  53. Special Report: Early Intensive Behavioral Intervention Based on Applied Behavior Analysis among Children with Autism Spectrum Disorders.  Chicago, Illinois: Blue Cross Blue Shield Association – Technology Evaluation Center Assessment Program (2009 February) 23(9):1-62 (Update in press as of December 2010).
  54. Gold, C, Wigram, T, et al.  Music therapy for autistic spectrum disorder.  Cochrane Library, 2010 Issue 1 Available at (Accessed 2011 March).  
  55. Special Report: Early Intensive Behavioral Intervention Based on Applied Behavior Analysis among Children with Autism Spectrum Disorders.  Chicago, Illinois: Blue Cross Blue Shield Association – Technology Evaluation Center Bulletin (2011 February 7) 28(1):33-8.
  56. Maglione MA, Gans D, et al. Nonmedical Interventions for Children with ASD: Recommended Guidelines and Further Research Needs. Pediatrics (2012) 130(Supp 2):S169-S179.
April 2011:  No change in terms of policy - clarified language only.  
May 2011

 New CPT Codes Added: T1026, T2023, T2025

June 2011 Updated Full Circle service centers
October 2011 No change in policy statements, clarification on diagnosis confirmation from recognized listed centers for out-of-state members
June 2013 Added Pediatric Therapy Clinic - Billings as a recognized provider.
December 2013 Policy formatting and language revised.  Title changed from "Autistic Disorder, Coverage of Services" to "Autism Spectrum Disorders (ASD)".
®Registered marks of the Blue Cross and Blue Shield Association, an association of independent Blue Cross and Blue Shield Plans. ®LIVE SMART. LIVE HEALTHY. is a registered mark of BCBSMT, an independent licensee of the Blue Cross and Blue Shield Association, serving the residents and businesses of Montana.

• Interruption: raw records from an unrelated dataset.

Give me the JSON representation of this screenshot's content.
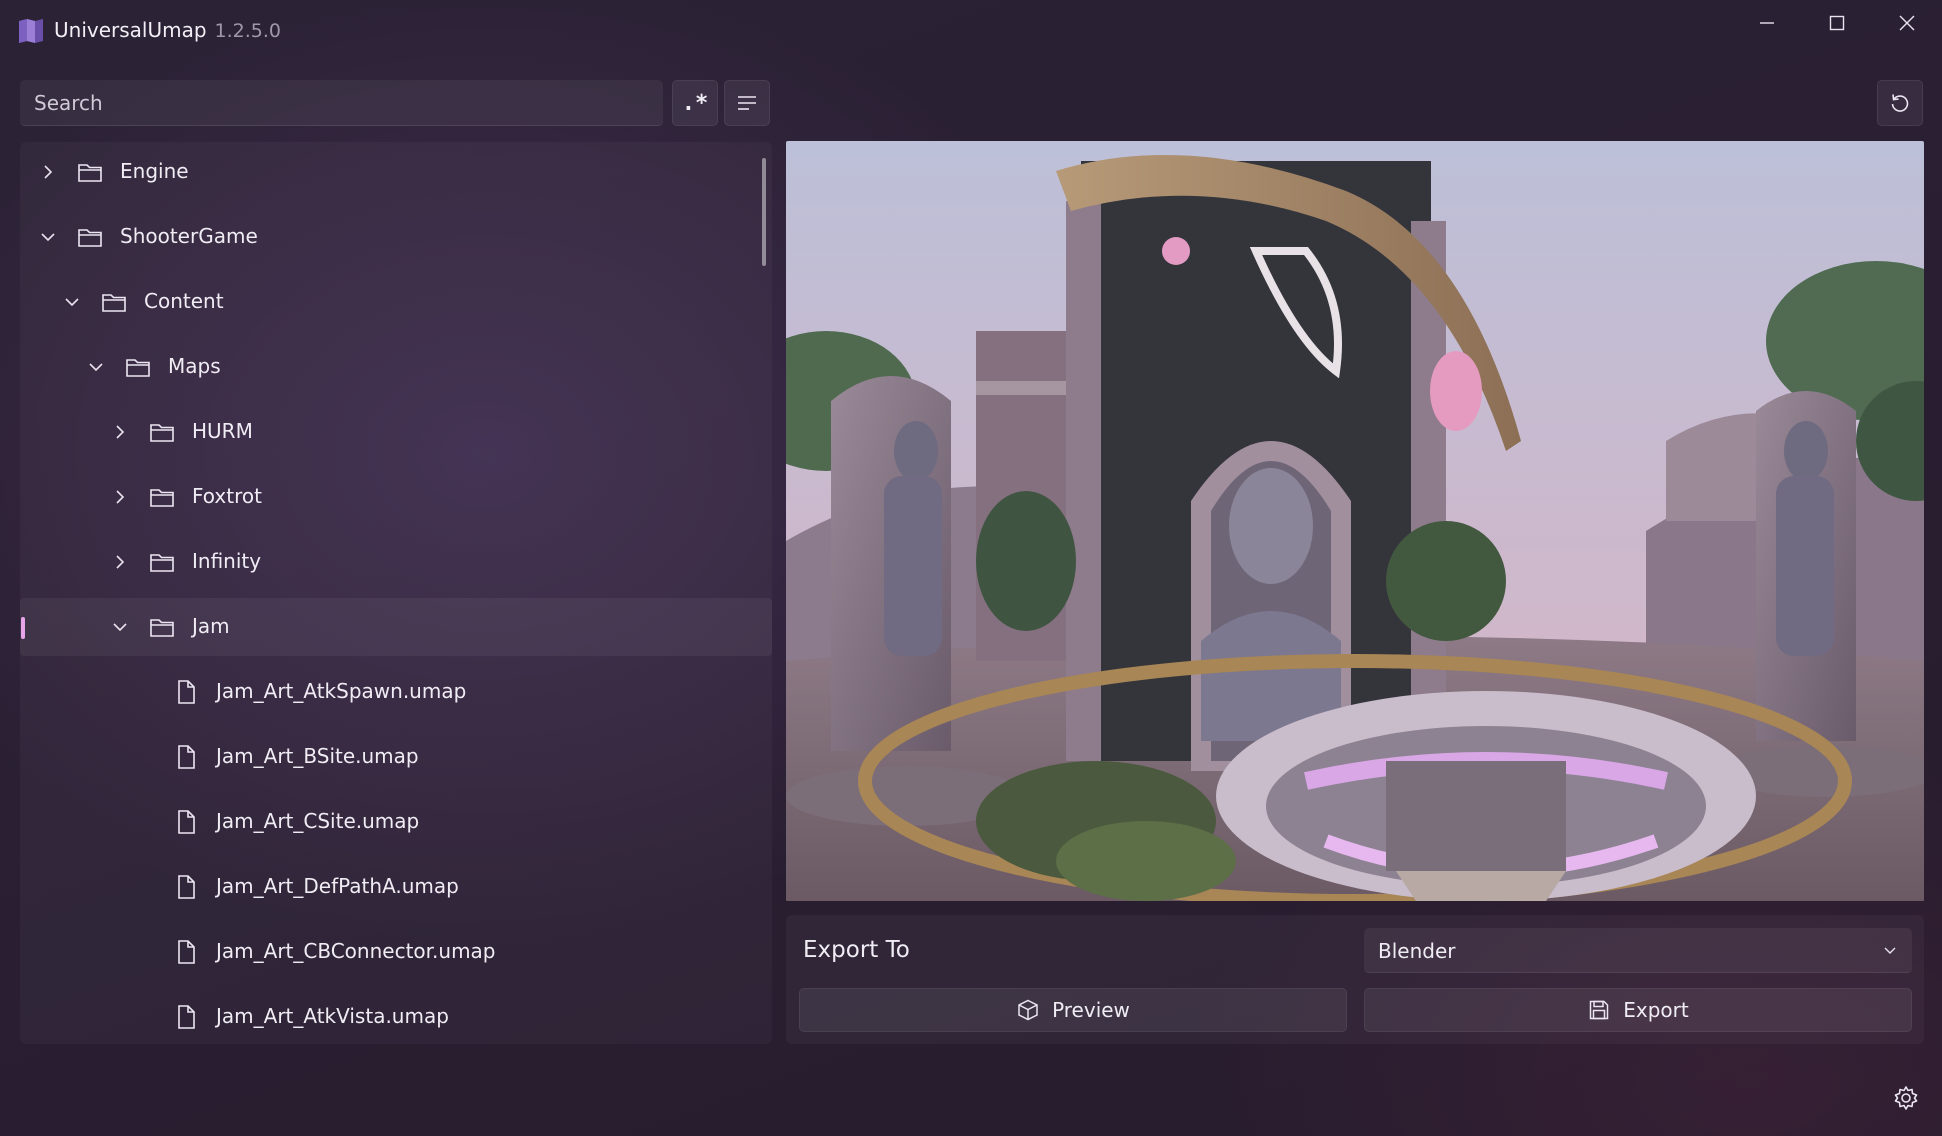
{
  "titlebar": {
    "app_name": "UniversalUmap",
    "version": "1.2.5.0"
  },
  "search": {
    "placeholder": "Search",
    "value": "",
    "regex_label": ".*"
  },
  "tree": [
    {
      "label": "Engine",
      "type": "folder",
      "level": 0,
      "expanded": false
    },
    {
      "label": "ShooterGame",
      "type": "folder",
      "level": 0,
      "expanded": true
    },
    {
      "label": "Content",
      "type": "folder",
      "level": 1,
      "expanded": true
    },
    {
      "label": "Maps",
      "type": "folder",
      "level": 2,
      "expanded": true
    },
    {
      "label": "HURM",
      "type": "folder",
      "level": 3,
      "expanded": false
    },
    {
      "label": "Foxtrot",
      "type": "folder",
      "level": 3,
      "expanded": false
    },
    {
      "label": "Infinity",
      "type": "folder",
      "level": 3,
      "expanded": false
    },
    {
      "label": "Jam",
      "type": "folder",
      "level": 3,
      "expanded": true,
      "selected": true
    },
    {
      "label": "Jam_Art_AtkSpawn.umap",
      "type": "file",
      "level": 4
    },
    {
      "label": "Jam_Art_BSite.umap",
      "type": "file",
      "level": 4
    },
    {
      "label": "Jam_Art_CSite.umap",
      "type": "file",
      "level": 4
    },
    {
      "label": "Jam_Art_DefPathA.umap",
      "type": "file",
      "level": 4
    },
    {
      "label": "Jam_Art_CBConnector.umap",
      "type": "file",
      "level": 4
    },
    {
      "label": "Jam_Art_AtkVista.umap",
      "type": "file",
      "level": 4
    }
  ],
  "export": {
    "label": "Export To",
    "selected_target": "Blender",
    "preview_label": "Preview",
    "export_label": "Export"
  },
  "icons": {
    "app": "map-book-icon",
    "folder": "folder-icon",
    "file": "file-icon",
    "minimize": "minimize-icon",
    "maximize": "maximize-icon",
    "close": "close-icon",
    "menu": "hamburger-menu-icon",
    "refresh": "refresh-icon",
    "settings": "gear-icon",
    "preview": "cube-icon",
    "export": "save-icon"
  },
  "colors": {
    "accent": "#e7a6ea",
    "text": "#f0ecf4"
  }
}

CPT codes, descriptions and material only are copyrighted by the American Medical Association. All Rights Reserved. No fee schedules, basic units, relative values or related listings are included in CPT. The AMA assumes no liability for the data contained herein. Applicable FARS/DFARS Restrictions Apply to Government Use. CPT only © American Medical Association.
Autism Spectrum Disorders